'It recognises those who devote time and resources to create the right conditions for their companies to do better,' he said.
'The award tells the customers about these achievements.' Winners under the award will be announced at a presentation ceremony on May 30.
Mr Chung said companies that resisted TQM would find that, over time, they were likely to become relatively less competitive.
'[Meanwhile], those companies which can successfully harness the enthusiasm and abilities of their workforce will, in the long run, be more successful . . . not only in evaluation, not only in coming up with valuable ideas, but also in the implementation and execution of operations of a business,' he said.
Since TQM was first implemented in Japan in the 1950s, its importance has grown.
'TQM has also moved into industries which provide services. In fact, TQM in Hong Kong, a regional and global service centre, has become increasingly important, although it is more difficult to achieve and it is more intangible,' he said.
'Customer reaction and satisfaction are vital yardsticks - and so is staff satisfaction. And that leads you to check, step by step, on whether you have achieved satisfaction, on a daily basis.
'With Hong Kong companies facing increasing competition, both locally and globally, it is important that high standards of quality are maintained.' TQM aimed to strengthen competitive advantage, he said.
In order for TQM to be a success, people throughout the company must be aware of its importance. People doing a certain job should be encouraged to set themselves goals and to achieve them.
'If you have no goals, or if the goal posts are always shifting, people lose heart,' Mr Chung said.
It was sometimes said that the smallness of companies in Hong Kong, which lacked the resources to invest in specialist advice, would hinder the application of TQM.
'But being small can actually be an advantage,' Mr Chung said.
'If the boss is aware of the importance of TQM, then the smallness of the company allows him, through direct contact with all his employees, to communicate that importance powerfully.
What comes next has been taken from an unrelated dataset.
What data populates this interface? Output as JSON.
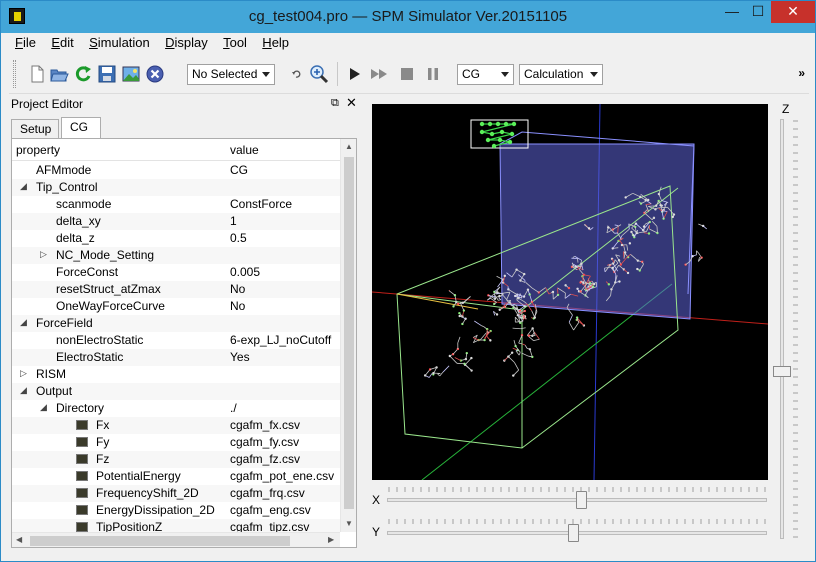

He himself is probably the person who ensures quality in the company. That direct interest and ability to communicate can get lost in larger companies.
'Whatever the size of the company, it has always been the case that the leader of the company has to see quality management as essential if the company is going to be a successful one. Companies which are not led in that way, which do not have a quality culture, get clobbered by their competitors.' The award is sponsored by American Express International, Bank of China (Hong Kong), Hong Kong Jockey Club, the KCRC, Mandarin Oriental Hotel Group, Ogilvy & Mather, Xerox (Hong Kong), South China Morning Post Publishers and Asia Television.